## DATA EXTRACT
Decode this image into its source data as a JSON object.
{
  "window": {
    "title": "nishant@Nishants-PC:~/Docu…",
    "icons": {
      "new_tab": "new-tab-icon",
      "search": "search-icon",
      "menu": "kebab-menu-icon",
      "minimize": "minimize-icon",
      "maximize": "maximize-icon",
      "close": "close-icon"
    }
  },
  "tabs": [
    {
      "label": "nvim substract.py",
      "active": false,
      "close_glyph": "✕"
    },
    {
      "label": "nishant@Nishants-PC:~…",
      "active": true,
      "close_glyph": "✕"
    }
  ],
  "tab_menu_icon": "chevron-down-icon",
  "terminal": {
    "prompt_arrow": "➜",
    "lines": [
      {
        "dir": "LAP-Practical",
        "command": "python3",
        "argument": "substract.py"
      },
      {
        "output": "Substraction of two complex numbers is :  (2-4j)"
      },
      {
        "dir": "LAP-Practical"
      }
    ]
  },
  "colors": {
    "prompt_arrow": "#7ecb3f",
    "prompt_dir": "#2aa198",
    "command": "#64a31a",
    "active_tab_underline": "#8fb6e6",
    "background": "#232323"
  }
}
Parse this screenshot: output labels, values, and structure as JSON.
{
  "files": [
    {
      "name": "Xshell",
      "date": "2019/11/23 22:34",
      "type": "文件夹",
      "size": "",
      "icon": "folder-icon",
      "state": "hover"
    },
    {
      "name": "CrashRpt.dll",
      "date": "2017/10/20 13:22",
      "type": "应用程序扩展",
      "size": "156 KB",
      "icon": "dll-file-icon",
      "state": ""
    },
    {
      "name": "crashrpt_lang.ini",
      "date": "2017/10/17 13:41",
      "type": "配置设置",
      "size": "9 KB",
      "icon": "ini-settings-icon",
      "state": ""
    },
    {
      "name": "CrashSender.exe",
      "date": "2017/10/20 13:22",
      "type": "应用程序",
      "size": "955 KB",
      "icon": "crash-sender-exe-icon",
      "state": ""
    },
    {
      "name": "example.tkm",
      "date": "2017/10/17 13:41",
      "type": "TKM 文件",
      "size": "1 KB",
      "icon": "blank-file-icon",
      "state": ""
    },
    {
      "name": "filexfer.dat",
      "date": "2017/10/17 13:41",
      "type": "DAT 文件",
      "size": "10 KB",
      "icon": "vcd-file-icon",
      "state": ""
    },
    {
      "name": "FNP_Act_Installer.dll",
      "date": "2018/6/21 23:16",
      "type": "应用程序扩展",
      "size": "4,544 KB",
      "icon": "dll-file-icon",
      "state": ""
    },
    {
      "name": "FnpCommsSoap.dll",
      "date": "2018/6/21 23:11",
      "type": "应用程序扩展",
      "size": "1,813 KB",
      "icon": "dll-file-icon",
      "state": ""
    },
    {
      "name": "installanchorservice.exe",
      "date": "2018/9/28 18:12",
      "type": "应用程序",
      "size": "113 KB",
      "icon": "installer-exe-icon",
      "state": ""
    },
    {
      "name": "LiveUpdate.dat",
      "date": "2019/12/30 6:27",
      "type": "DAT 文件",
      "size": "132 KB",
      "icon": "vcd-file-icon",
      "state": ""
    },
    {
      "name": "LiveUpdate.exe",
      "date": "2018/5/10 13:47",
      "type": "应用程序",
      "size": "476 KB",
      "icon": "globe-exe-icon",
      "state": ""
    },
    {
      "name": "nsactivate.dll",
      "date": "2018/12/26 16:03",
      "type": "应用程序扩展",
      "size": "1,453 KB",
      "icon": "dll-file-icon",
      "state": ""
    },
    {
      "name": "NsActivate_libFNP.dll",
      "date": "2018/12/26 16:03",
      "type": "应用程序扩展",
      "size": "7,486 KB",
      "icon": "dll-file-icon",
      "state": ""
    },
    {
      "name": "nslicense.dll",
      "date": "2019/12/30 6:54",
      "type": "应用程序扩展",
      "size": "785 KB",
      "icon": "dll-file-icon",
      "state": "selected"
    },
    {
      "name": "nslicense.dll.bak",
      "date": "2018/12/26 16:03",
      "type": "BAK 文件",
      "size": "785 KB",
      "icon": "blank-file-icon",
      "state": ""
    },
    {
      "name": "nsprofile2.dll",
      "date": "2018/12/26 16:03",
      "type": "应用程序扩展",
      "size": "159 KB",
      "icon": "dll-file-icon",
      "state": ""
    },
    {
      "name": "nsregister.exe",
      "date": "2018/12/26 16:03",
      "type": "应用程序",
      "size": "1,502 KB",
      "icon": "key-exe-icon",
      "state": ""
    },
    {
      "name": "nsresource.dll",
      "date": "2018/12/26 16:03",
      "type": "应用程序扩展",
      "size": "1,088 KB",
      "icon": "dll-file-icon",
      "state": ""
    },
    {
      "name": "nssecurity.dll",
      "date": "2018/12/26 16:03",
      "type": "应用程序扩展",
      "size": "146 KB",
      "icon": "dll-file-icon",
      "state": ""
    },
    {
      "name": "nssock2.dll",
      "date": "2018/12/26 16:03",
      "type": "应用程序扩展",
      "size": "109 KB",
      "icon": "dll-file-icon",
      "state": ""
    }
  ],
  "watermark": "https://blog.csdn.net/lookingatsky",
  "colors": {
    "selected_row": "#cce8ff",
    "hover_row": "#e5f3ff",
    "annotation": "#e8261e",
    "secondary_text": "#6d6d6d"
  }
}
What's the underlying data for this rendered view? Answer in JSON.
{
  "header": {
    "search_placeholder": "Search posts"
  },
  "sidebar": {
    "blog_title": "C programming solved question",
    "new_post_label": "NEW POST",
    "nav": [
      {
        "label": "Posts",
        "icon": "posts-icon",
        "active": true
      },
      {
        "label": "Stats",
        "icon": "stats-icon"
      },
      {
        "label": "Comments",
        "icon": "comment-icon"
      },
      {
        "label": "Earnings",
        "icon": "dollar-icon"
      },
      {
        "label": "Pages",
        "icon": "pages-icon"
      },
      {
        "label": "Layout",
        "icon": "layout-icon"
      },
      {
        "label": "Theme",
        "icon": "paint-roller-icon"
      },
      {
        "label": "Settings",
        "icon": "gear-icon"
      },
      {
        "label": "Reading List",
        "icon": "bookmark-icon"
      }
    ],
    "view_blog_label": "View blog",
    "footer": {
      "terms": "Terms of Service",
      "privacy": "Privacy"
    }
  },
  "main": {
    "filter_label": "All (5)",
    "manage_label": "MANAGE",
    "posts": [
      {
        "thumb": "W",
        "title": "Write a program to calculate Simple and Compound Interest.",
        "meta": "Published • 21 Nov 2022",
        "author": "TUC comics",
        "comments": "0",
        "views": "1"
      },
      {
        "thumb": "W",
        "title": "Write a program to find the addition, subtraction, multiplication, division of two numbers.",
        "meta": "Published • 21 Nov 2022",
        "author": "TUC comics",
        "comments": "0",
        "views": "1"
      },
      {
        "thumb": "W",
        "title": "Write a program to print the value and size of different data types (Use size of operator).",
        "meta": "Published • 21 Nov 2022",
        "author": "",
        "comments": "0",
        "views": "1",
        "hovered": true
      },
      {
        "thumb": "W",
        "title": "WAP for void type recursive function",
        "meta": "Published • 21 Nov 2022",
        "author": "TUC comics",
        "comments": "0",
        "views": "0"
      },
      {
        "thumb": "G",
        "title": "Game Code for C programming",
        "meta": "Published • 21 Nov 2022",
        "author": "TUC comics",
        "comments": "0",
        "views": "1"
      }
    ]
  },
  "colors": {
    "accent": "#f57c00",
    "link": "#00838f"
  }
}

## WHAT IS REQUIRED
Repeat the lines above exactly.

## COMPLETED TASK
Decode this image into its source data as a JSON object.
{
  "window": {
    "title": "nishant@Nishants-PC:~/Docu…",
    "icons": {
      "new_tab": "new-tab-icon",
      "search": "search-icon",
      "menu": "kebab-menu-icon",
      "minimize": "minimize-icon",
      "maximize": "maximize-icon",
      "close": "close-icon"
    }
  },
  "tabs": [
    {
      "label": "nvim substract.py",
      "active": false,
      "close_glyph": "✕"
    },
    {
      "label": "nishant@Nishants-PC:~…",
      "active": true,
      "close_glyph": "✕"
    }
  ],
  "tab_menu_icon": "chevron-down-icon",
  "terminal": {
    "prompt_arrow": "➜",
    "lines": [
      {
        "dir": "LAP-Practical",
        "command": "python3",
        "argument": "substract.py"
      },
      {
        "output": "Substraction of two complex numbers is :  (2-4j)"
      },
      {
        "dir": "LAP-Practical"
      }
    ]
  },
  "colors": {
    "prompt_arrow": "#7ecb3f",
    "prompt_dir": "#2aa198",
    "command": "#64a31a",
    "active_tab_underline": "#8fb6e6",
    "background": "#232323"
  }
}
Parse this screenshot: output labels, values, and structure as JSON.
{
  "files": [
    {
      "name": "Xshell",
      "date": "2019/11/23 22:34",
      "type": "文件夹",
      "size": "",
      "icon": "folder-icon",
      "state": "hover"
    },
    {
      "name": "CrashRpt.dll",
      "date": "2017/10/20 13:22",
      "type": "应用程序扩展",
      "size": "156 KB",
      "icon": "dll-file-icon",
      "state": ""
    },
    {
      "name": "crashrpt_lang.ini",
      "date": "2017/10/17 13:41",
      "type": "配置设置",
      "size": "9 KB",
      "icon": "ini-settings-icon",
      "state": ""
    },
    {
      "name": "CrashSender.exe",
      "date": "2017/10/20 13:22",
      "type": "应用程序",
      "size": "955 KB",
      "icon": "crash-sender-exe-icon",
      "state": ""
    },
    {
      "name": "example.tkm",
      "date": "2017/10/17 13:41",
      "type": "TKM 文件",
      "size": "1 KB",
      "icon": "blank-file-icon",
      "state": ""
    },
    {
      "name": "filexfer.dat",
      "date": "2017/10/17 13:41",
      "type": "DAT 文件",
      "size": "10 KB",
      "icon": "vcd-file-icon",
      "state": ""
    },
    {
      "name": "FNP_Act_Installer.dll",
      "date": "2018/6/21 23:16",
      "type": "应用程序扩展",
      "size": "4,544 KB",
      "icon": "dll-file-icon",
      "state": ""
    },
    {
      "name": "FnpCommsSoap.dll",
      "date": "2018/6/21 23:11",
      "type": "应用程序扩展",
      "size": "1,813 KB",
      "icon": "dll-file-icon",
      "state": ""
    },
    {
      "name": "installanchorservice.exe",
      "date": "2018/9/28 18:12",
      "type": "应用程序",
      "size": "113 KB",
      "icon": "installer-exe-icon",
      "state": ""
    },
    {
      "name": "LiveUpdate.dat",
      "date": "2019/12/30 6:27",
      "type": "DAT 文件",
      "size": "132 KB",
      "icon": "vcd-file-icon",
      "state": ""
    },
    {
      "name": "LiveUpdate.exe",
      "date": "2018/5/10 13:47",
      "type": "应用程序",
      "size": "476 KB",
      "icon": "globe-exe-icon",
      "state": ""
    },
    {
      "name": "nsactivate.dll",
      "date": "2018/12/26 16:03",
      "type": "应用程序扩展",
      "size": "1,453 KB",
      "icon": "dll-file-icon",
      "state": ""
    },
    {
      "name": "NsActivate_libFNP.dll",
      "date": "2018/12/26 16:03",
      "type": "应用程序扩展",
      "size": "7,486 KB",
      "icon": "dll-file-icon",
      "state": ""
    },
    {
      "name": "nslicense.dll",
      "date": "2019/12/30 6:54",
      "type": "应用程序扩展",
      "size": "785 KB",
      "icon": "dll-file-icon",
      "state": "selected"
    },
    {
      "name": "nslicense.dll.bak",
      "date": "2018/12/26 16:03",
      "type": "BAK 文件",
      "size": "785 KB",
      "icon": "blank-file-icon",
      "state": ""
    },
    {
      "name": "nsprofile2.dll",
      "date": "2018/12/26 16:03",
      "type": "应用程序扩展",
      "size": "159 KB",
      "icon": "dll-file-icon",
      "state": ""
    },
    {
      "name": "nsregister.exe",
      "date": "2018/12/26 16:03",
      "type": "应用程序",
      "size": "1,502 KB",
      "icon": "key-exe-icon",
      "state": ""
    },
    {
      "name": "nsresource.dll",
      "date": "2018/12/26 16:03",
      "type": "应用程序扩展",
      "size": "1,088 KB",
      "icon": "dll-file-icon",
      "state": ""
    },
    {
      "name": "nssecurity.dll",
      "date": "2018/12/26 16:03",
      "type": "应用程序扩展",
      "size": "146 KB",
      "icon": "dll-file-icon",
      "state": ""
    },
    {
      "name": "nssock2.dll",
      "date": "2018/12/26 16:03",
      "type": "应用程序扩展",
      "size": "109 KB",
      "icon": "dll-file-icon",
      "state": ""
    }
  ],
  "watermark": "https://blog.csdn.net/lookingatsky",
  "colors": {
    "selected_row": "#cce8ff",
    "hover_row": "#e5f3ff",
    "annotation": "#e8261e",
    "secondary_text": "#6d6d6d"
  }
}
What's the underlying data for this rendered view? Answer in JSON.
{
  "header": {
    "search_placeholder": "Search posts"
  },
  "sidebar": {
    "blog_title": "C programming solved question",
    "new_post_label": "NEW POST",
    "nav": [
      {
        "label": "Posts",
        "icon": "posts-icon",
        "active": true
      },
      {
        "label": "Stats",
        "icon": "stats-icon"
      },
      {
        "label": "Comments",
        "icon": "comment-icon"
      },
      {
        "label": "Earnings",
        "icon": "dollar-icon"
      },
      {
        "label": "Pages",
        "icon": "pages-icon"
      },
      {
        "label": "Layout",
        "icon": "layout-icon"
      },
      {
        "label": "Theme",
        "icon": "paint-roller-icon"
      },
      {
        "label": "Settings",
        "icon": "gear-icon"
      },
      {
        "label": "Reading List",
        "icon": "bookmark-icon"
      }
    ],
    "view_blog_label": "View blog",
    "footer": {
      "terms": "Terms of Service",
      "privacy": "Privacy"
    }
  },
  "main": {
    "filter_label": "All (5)",
    "manage_label": "MANAGE",
    "posts": [
      {
        "thumb": "W",
        "title": "Write a program to calculate Simple and Compound Interest.",
        "meta": "Published • 21 Nov 2022",
        "author": "TUC comics",
        "comments": "0",
        "views": "1"
      },
      {
        "thumb": "W",
        "title": "Write a program to find the addition, subtraction, multiplication, division of two numbers.",
        "meta": "Published • 21 Nov 2022",
        "author": "TUC comics",
        "comments": "0",
        "views": "1"
      },
      {
        "thumb": "W",
        "title": "Write a program to print the value and size of different data types (Use size of operator).",
        "meta": "Published • 21 Nov 2022",
        "author": "",
        "comments": "0",
        "views": "1",
        "hovered": true
      },
      {
        "thumb": "W",
        "title": "WAP for void type recursive function",
        "meta": "Published • 21 Nov 2022",
        "author": "TUC comics",
        "comments": "0",
        "views": "0"
      },
      {
        "thumb": "G",
        "title": "Game Code for C programming",
        "meta": "Published • 21 Nov 2022",
        "author": "TUC comics",
        "comments": "0",
        "views": "1"
      }
    ]
  },
  "colors": {
    "accent": "#f57c00",
    "link": "#00838f"
  }
}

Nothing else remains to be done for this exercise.